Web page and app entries
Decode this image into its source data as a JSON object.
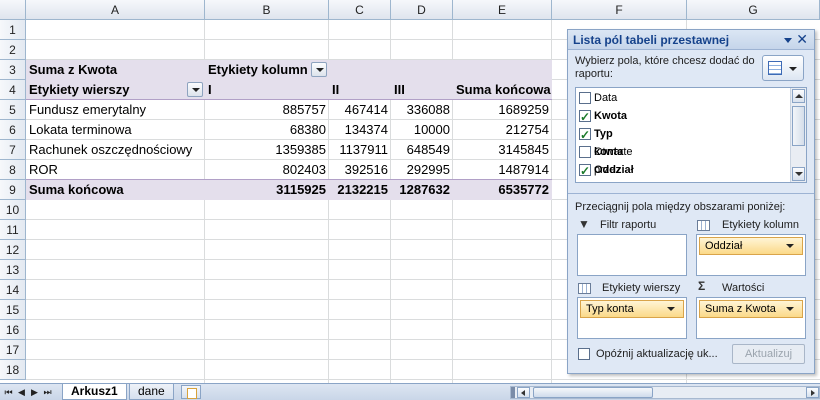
{
  "columns": [
    "A",
    "B",
    "C",
    "D",
    "E",
    "F",
    "G"
  ],
  "rows": [
    "1",
    "2",
    "3",
    "4",
    "5",
    "6",
    "7",
    "8",
    "9",
    "10",
    "11",
    "12",
    "13",
    "14",
    "15",
    "16",
    "17",
    "18"
  ],
  "pivot": {
    "value_field": "Suma z Kwota",
    "col_labels_header": "Etykiety kolumn",
    "row_labels_header": "Etykiety wierszy",
    "col_headers": [
      "I",
      "II",
      "III",
      "Suma końcowa"
    ],
    "rows": [
      {
        "label": "Fundusz emerytalny",
        "values": [
          "885757",
          "467414",
          "336088",
          "1689259"
        ]
      },
      {
        "label": "Lokata terminowa",
        "values": [
          "68380",
          "134374",
          "10000",
          "212754"
        ]
      },
      {
        "label": "Rachunek oszczędnościowy",
        "values": [
          "1359385",
          "1137911",
          "648549",
          "3145845"
        ]
      },
      {
        "label": "ROR",
        "values": [
          "802403",
          "392516",
          "292995",
          "1487914"
        ]
      }
    ],
    "total_row": {
      "label": "Suma końcowa",
      "values": [
        "3115925",
        "2132215",
        "1287632",
        "6535772"
      ]
    }
  },
  "panel": {
    "title": "Lista pól tabeli przestawnej",
    "choose_label": "Wybierz pola, które chcesz dodać do raportu:",
    "fields": [
      {
        "label": "Data",
        "checked": false,
        "bold": false
      },
      {
        "label": "Kwota",
        "checked": true,
        "bold": true
      },
      {
        "label": "Typ konta",
        "checked": true,
        "bold": true
      },
      {
        "label": "Otwarte przez",
        "checked": false,
        "bold": false
      },
      {
        "label": "Oddział",
        "checked": true,
        "bold": true
      }
    ],
    "drag_label": "Przeciągnij pola między obszarami poniżej:",
    "areas": {
      "filter_label": "Filtr raportu",
      "columns_label": "Etykiety kolumn",
      "columns_chip": "Oddział",
      "rows_label": "Etykiety wierszy",
      "rows_chip": "Typ konta",
      "values_label": "Wartości",
      "values_chip": "Suma z Kwota"
    },
    "defer_label": "Opóźnij aktualizację uk...",
    "update_button": "Aktualizuj"
  },
  "sheets": [
    "Arkusz1",
    "dane"
  ],
  "active_sheet": "Arkusz1"
}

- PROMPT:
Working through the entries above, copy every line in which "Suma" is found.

- RESPONSE:
    "value_field": "Suma z Kwota",
      "Suma końcowa"
      "label": "Suma końcowa",
      "values_chip": "Suma z Kwota"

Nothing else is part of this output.